__What needs to be done__.
Identify every line in the records below that contains the word "handle", and reproduce each one.

__Input data__.
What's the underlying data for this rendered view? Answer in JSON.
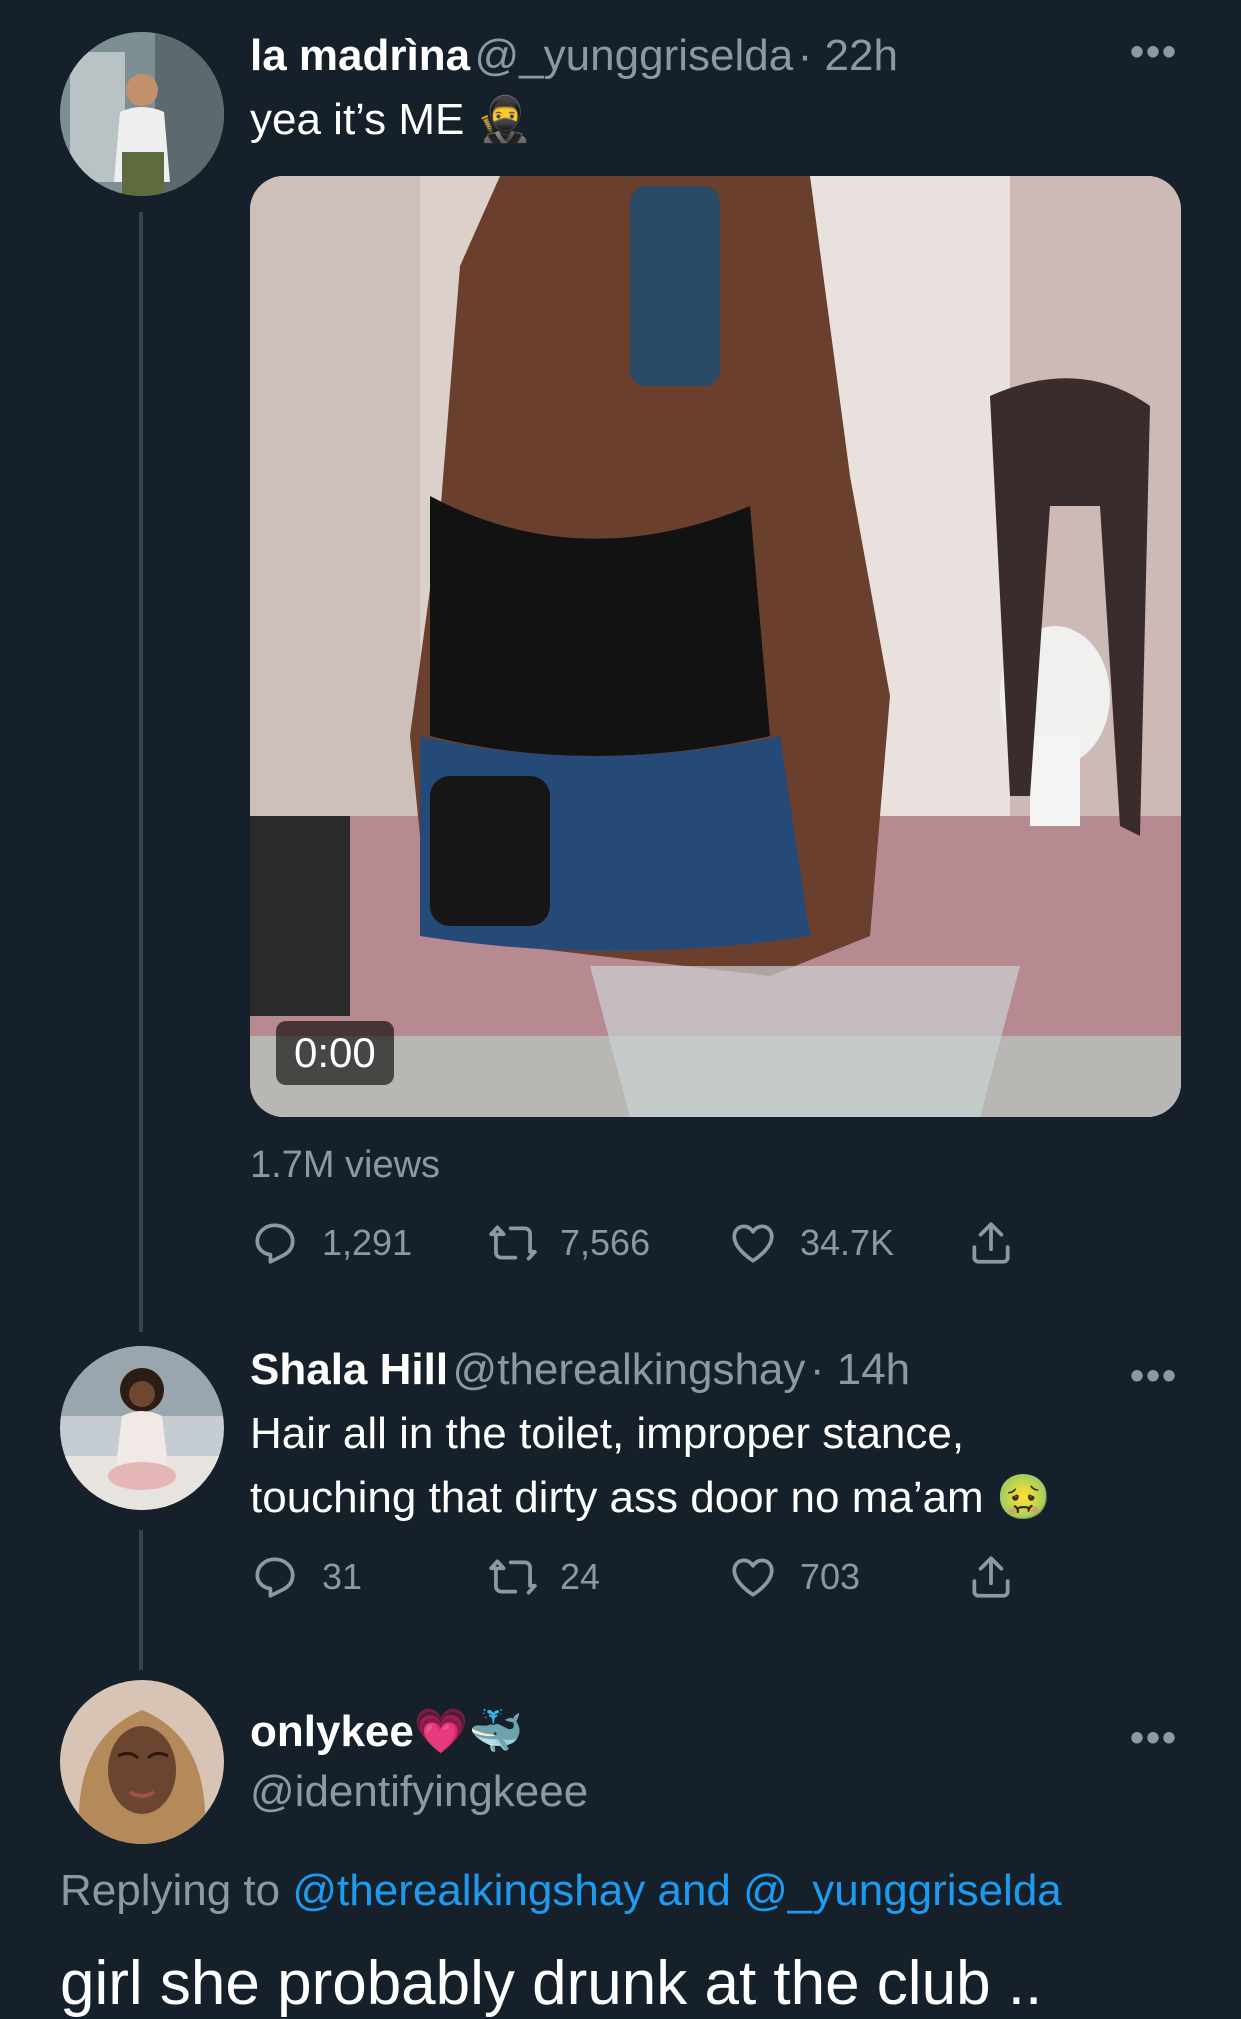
{
  "tweet1": {
    "name": "la madrìna",
    "handle": "@_yunggriselda",
    "time": "· 22h",
    "text": "yea it’s ME",
    "text_emoji": "🥷",
    "video_time": "0:00",
    "views": "1.7M views",
    "replies": "1,291",
    "retweets": "7,566",
    "likes": "34.7K"
  },
  "tweet2": {
    "name": "Shala Hill",
    "handle": "@therealkingshay",
    "time": "· 14h",
    "text_line1": "Hair all in the toilet, improper stance,",
    "text_line2": "touching that dirty ass door no ma’am",
    "text_emoji": "🤢",
    "replies": "31",
    "retweets": "24",
    "likes": "703"
  },
  "tweet3": {
    "name": "onlykee",
    "name_emojis": "💗🐳",
    "handle": "@identifyingkeee",
    "replying_prefix": "Replying to",
    "replying_user1": "@therealkingshay",
    "replying_and": "and",
    "replying_user2": "@_yunggriselda",
    "text": "girl she probably drunk at the club .."
  },
  "icons": {
    "more": "more-dots-icon",
    "reply": "reply-icon",
    "retweet": "retweet-icon",
    "like": "heart-icon",
    "share": "share-icon"
  },
  "colors": {
    "background": "#15202b",
    "secondary_text": "#8b98a5",
    "link": "#1d9bf0",
    "thread_line": "#38444d"
  }
}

__Answer area__.
    "handle": "@_yunggriselda",
    "handle": "@therealkingshay",
    "handle": "@identifyingkeee",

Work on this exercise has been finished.